Study material:

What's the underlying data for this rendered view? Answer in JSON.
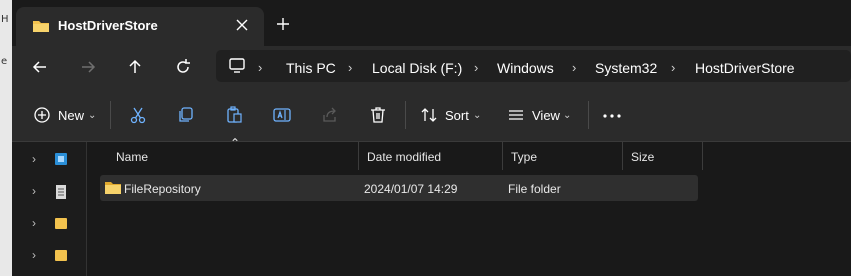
{
  "window": {
    "tab_title": "HostDriverStore"
  },
  "address_bar": {
    "crumbs": [
      "This PC",
      "Local Disk (F:)",
      "Windows",
      "System32",
      "HostDriverStore"
    ]
  },
  "toolbar": {
    "new_label": "New",
    "sort_label": "Sort",
    "view_label": "View"
  },
  "columns": {
    "name": "Name",
    "date_modified": "Date modified",
    "type": "Type",
    "size": "Size"
  },
  "files": [
    {
      "name": "FileRepository",
      "date_modified": "2024/01/07 14:29",
      "type": "File folder",
      "size": ""
    }
  ],
  "desktop_strip": {
    "glyphs": [
      "H",
      "e"
    ]
  },
  "colors": {
    "folder": "#f2c24e",
    "background": "#202020",
    "accent": "#0f6cbd"
  }
}
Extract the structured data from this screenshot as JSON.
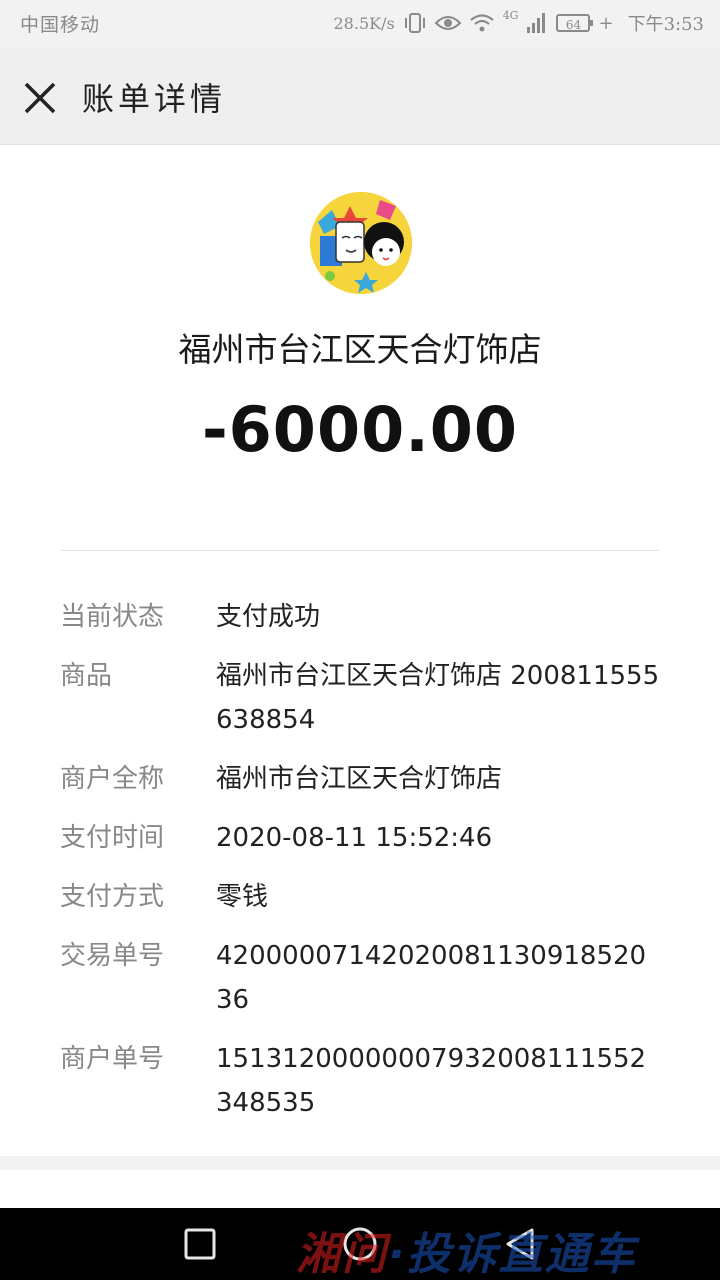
{
  "status_bar": {
    "carrier": "中国移动",
    "net_speed": "28.5K/s",
    "network": "4G",
    "battery": "64",
    "time": "下午3:53"
  },
  "header": {
    "title": "账单详情",
    "close_icon": "close-icon"
  },
  "bill": {
    "merchant_name": "福州市台江区天合灯饰店",
    "amount": "-6000.00"
  },
  "details": [
    {
      "label": "当前状态",
      "value": "支付成功"
    },
    {
      "label": "商品",
      "value": "福州市台江区天合灯饰店 200811555638854"
    },
    {
      "label": "商户全称",
      "value": "福州市台江区天合灯饰店"
    },
    {
      "label": "支付时间",
      "value": "2020-08-11 15:52:46"
    },
    {
      "label": "支付方式",
      "value": "零钱"
    },
    {
      "label": "交易单号",
      "value": "4200000714202008113091852036"
    },
    {
      "label": "商户单号",
      "value": "15131200000007932008111552348535"
    }
  ],
  "nav_bar": {
    "icons": [
      "recent-apps-icon",
      "home-icon",
      "back-icon"
    ]
  },
  "watermark": {
    "part1": "湘问",
    "part2": "·投诉直通车"
  }
}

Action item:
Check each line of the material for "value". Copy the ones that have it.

Solution to this problem:
      "value": "支付成功"
      "value": "福州市台江区天合灯饰店 200811555638854"
      "value": "福州市台江区天合灯饰店"
      "value": "2020-08-11 15:52:46"
      "value": "零钱"
      "value": "4200000714202008113091852036"
      "value": "15131200000007932008111552348535"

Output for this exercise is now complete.